colossal douche tonight.
“Screw Buck.” I take a fake drag of my cigarette.
Dimples appear in Alex’s cheeks as I exhale a cloud of smoke and choke back another
“Do you even smoke?”
I debate lying and decide against it. “Not really. I do it as a way to escape awkward social
“So you came out here to get away from me?”
“Not you in particular.”
His tongue peeks out to sweep across his bottom lip. He’s got a nice mouth, even with the
split in the corner. Remembering the way he took out the Atlanta guy makes me warm all over.
Thoughts such as these are bound to get me into trouble. Hockey players are bad news.
Especially ones as hot as he is.
He’s looking at me expectantly. Dammit. He must have asked a question. My mind is
wandering like a squirrel on Red Bull.
“Sorry, what?” I flick the ash on my cigarette.
“You were reading during the game—what book?” He sounds genuinely curious and a
“Tom Jones. I have to finish it for my book club on Tuesday.”
Wow. Do I ever sound like a winner. He must have been watching me while he was in
the time-out box.
“Fielding at a hockey game? Kind of cerebral with beer and violence, isn’t it?”
I blink as if I’ve been high beamed with a flashlight. Alex knows who wrote Tom Jones,
and he’s used the word cerebral in the appropriate context. I was right; he did get my
Shakespeare reference. Alex Waters has singlehandedly obliterated my misapprehension
regarding the inferior intellect of hockey players—with one sentence. In doing so, he’s become
infinitely hotter than he was five seconds ago.
“You’ve read Fielding?” I take a step closer. My voice is low, as if I’ve switched into
phone-sex operator mode.
It’s adorable. He’s wearing an expression I’m familiar with: panic merged with fear. I
sport the same one when I inadvertently revealed my extreme nerdiness. Most nights I would
much rather be at home curled up with a book or playing solitaire than out at a bar. Hence the
excessive beer consumption and the fake smoking crutch.
“I think literacy is sexy,” I whisper.
“Me, too.” His dimples make an appearance.
I have one of those rare moments where my brain fritzes and I do something completely
out of character. It’s so outside of my personal code of conduct that I’ll probably relive the
incident over and over trying to figure out what flipped the switch. For the time being, I’m
blaming the beers, jetlag, and his accurate literary references.
I grab Waters by the shirt and pull his face to mine.
His mouth is soft and warm. The stubble on his chin scratches my skin, and I like it. I
shove my tongue into his mouth. Well, that’s not true. I slide it across his bottom lip, touching
the barely healed split, and he parts for me. Soft, warm, and wet meet more soft, warm, and wet.
He tastes like chocolate and, more faintly, coffee liqueur.

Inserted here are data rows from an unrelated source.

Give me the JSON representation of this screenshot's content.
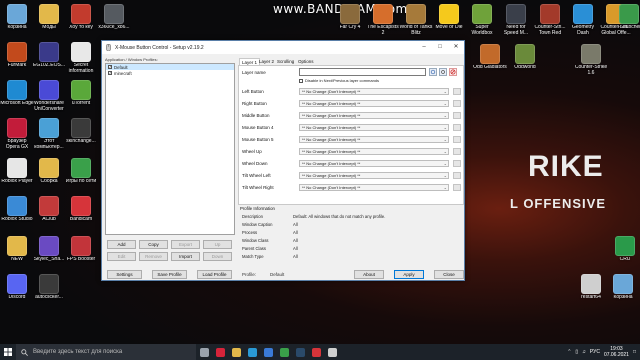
{
  "watermark": "www.BANDICAM.com",
  "wallpaper": {
    "title": "RIKE",
    "subtitle": "L OFFENSIVE"
  },
  "desktop_icons": [
    {
      "label": "Корзина",
      "color": "#6aa7d8"
    },
    {
      "label": "Моды",
      "color": "#e2b84a"
    },
    {
      "label": "Хоу то кеу",
      "color": "#c23b2d"
    },
    {
      "label": "x360ce_x86...",
      "color": "#555a60"
    },
    {
      "label": "Far Cry 4",
      "color": "#8a6a3c"
    },
    {
      "label": "The Escapists 2",
      "color": "#d66e2c"
    },
    {
      "label": "World of Tanks Blitz",
      "color": "#a67a3a"
    },
    {
      "label": "Move or Die",
      "color": "#f5c91c"
    },
    {
      "label": "Super Worldbox",
      "color": "#6fa23a"
    },
    {
      "label": "Need for Speed M...",
      "color": "#3a3f4a"
    },
    {
      "label": "Counter-Stri... Town Red",
      "color": "#a33a2a"
    },
    {
      "label": "Geometry Dash",
      "color": "#2a8fd6"
    },
    {
      "label": "Counter-Stri... Global Offe...",
      "color": "#d99a2a"
    },
    {
      "label": "TLauncher",
      "color": "#3a9a4a"
    },
    {
      "label": "FurMark",
      "color": "#c24a1c"
    },
    {
      "label": "EG10Z.EOS...",
      "color": "#3a3a8a"
    },
    {
      "label": "Secret information",
      "color": "#e8e8e8"
    },
    {
      "label": "Microsoft Edge",
      "color": "#1f8ad2"
    },
    {
      "label": "Wondershare UniConverter",
      "color": "#4a4ad6"
    },
    {
      "label": "uTorrent",
      "color": "#5aa83a"
    },
    {
      "label": "Этот компьютер...",
      "color": "#4aa0d6"
    },
    {
      "label": "skinchange...",
      "color": "#3a3a3a"
    },
    {
      "label": "Браузер Opera GX",
      "color": "#c21c3a"
    },
    {
      "label": "Roblox Player",
      "color": "#e6e6e6"
    },
    {
      "label": "Сборка",
      "color": "#e2b84a"
    },
    {
      "label": "Игры по сети",
      "color": "#3aa04a"
    },
    {
      "label": "Roblox Studio",
      "color": "#3a8ad6"
    },
    {
      "label": "AClub",
      "color": "#c23a3a"
    },
    {
      "label": "Bandicam",
      "color": "#d6343a"
    },
    {
      "label": "NEW",
      "color": "#e2b84a"
    },
    {
      "label": "Skylec_Sha...",
      "color": "#6a4ac2"
    },
    {
      "label": "FPS Booster",
      "color": "#c2343a"
    },
    {
      "label": "Discord",
      "color": "#5865f2"
    },
    {
      "label": "autoclicker...",
      "color": "#3a3a3a"
    },
    {
      "label": "Odd Gladiators",
      "color": "#c26a2a"
    },
    {
      "label": "Counter-Strike 1.6",
      "color": "#7a7a6a"
    },
    {
      "label": "Oddworld",
      "color": "#6a8a3a"
    },
    {
      "label": "CRU",
      "color": "#2a9a4a"
    },
    {
      "label": "restart64",
      "color": "#cfcfcf"
    },
    {
      "label": "Корзина",
      "color": "#6aa7d8"
    }
  ],
  "window": {
    "title": "X-Mouse Button Control - Setup v2.19.2",
    "profiles_label": "Application / Window Profiles:",
    "profiles": [
      {
        "name": "Default",
        "checked": true,
        "selected": true
      },
      {
        "name": "minecraft",
        "checked": true,
        "selected": false
      }
    ],
    "profile_buttons": {
      "add": "Add",
      "copy": "Copy",
      "export": "Export",
      "up": "Up",
      "edit": "Edit",
      "remove": "Remove",
      "import": "Import",
      "down": "Down"
    },
    "tabs": [
      "Layer 1",
      "Layer 2",
      "Scrolling",
      "Options"
    ],
    "layer_name_label": "Layer name",
    "layer_name_value": "",
    "disable_checkbox_label": "Disable in Next/Previous layer commands",
    "button_rows": [
      {
        "label": "Left Button",
        "value": "** No Change (Don't Intercept) **"
      },
      {
        "label": "Right Button",
        "value": "** No Change (Don't Intercept) **"
      },
      {
        "label": "Middle Button",
        "value": "** No Change (Don't Intercept) **"
      },
      {
        "label": "Mouse Button 4",
        "value": "** No Change (Don't Intercept) **"
      },
      {
        "label": "Mouse Button 5",
        "value": "** No Change (Don't Intercept) **"
      },
      {
        "label": "Wheel Up",
        "value": "** No Change (Don't Intercept) **"
      },
      {
        "label": "Wheel Down",
        "value": "** No Change (Don't Intercept) **"
      },
      {
        "label": "Tilt Wheel Left",
        "value": "** No Change (Don't Intercept) **"
      },
      {
        "label": "Tilt Wheel Right",
        "value": "** No Change (Don't Intercept) **"
      }
    ],
    "profile_info_label": "Profile Information",
    "profile_info": [
      {
        "key": "Description",
        "value": "Default: All windows that do not match any profile."
      },
      {
        "key": "Window Caption",
        "value": "All"
      },
      {
        "key": "Process",
        "value": "All"
      },
      {
        "key": "Window Class",
        "value": "All"
      },
      {
        "key": "Parent Class",
        "value": "All"
      },
      {
        "key": "Match Type",
        "value": "All"
      }
    ],
    "footer": {
      "settings": "Settings",
      "save_profile": "Save Profile",
      "load_profile": "Load Profile",
      "profile_label": "Profile:",
      "profile_value": "Default",
      "about": "About",
      "apply": "Apply",
      "close": "Close"
    }
  },
  "taskbar": {
    "search_placeholder": "Введите здесь текст для поиска",
    "apps": [
      {
        "name": "task-view",
        "color": "#9aa3ad"
      },
      {
        "name": "opera-gx",
        "color": "#d6243a"
      },
      {
        "name": "explorer",
        "color": "#e2b84a"
      },
      {
        "name": "edge",
        "color": "#2a9ad6"
      },
      {
        "name": "store",
        "color": "#3a7ad6"
      },
      {
        "name": "chrome",
        "color": "#3aa04a"
      },
      {
        "name": "steam",
        "color": "#2a4a6a"
      },
      {
        "name": "bandicam",
        "color": "#d6343a"
      },
      {
        "name": "xmouse",
        "color": "#cfcfcf"
      }
    ],
    "lang": "РУС",
    "time": "19:03",
    "date": "07.06.2021"
  }
}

His hand runs a hot trail along my side, and he pulls me tight against him. He’s all hard
edges and heat, and I can feel . . . holy . . . there’s a massive bulge pressed against my stomach.
After far too short a time, he breaks the kiss, trailing his lips across my cheek to my ear.
“Do you want to get out of here?”
“Buck will kill you.”
“I can take him.”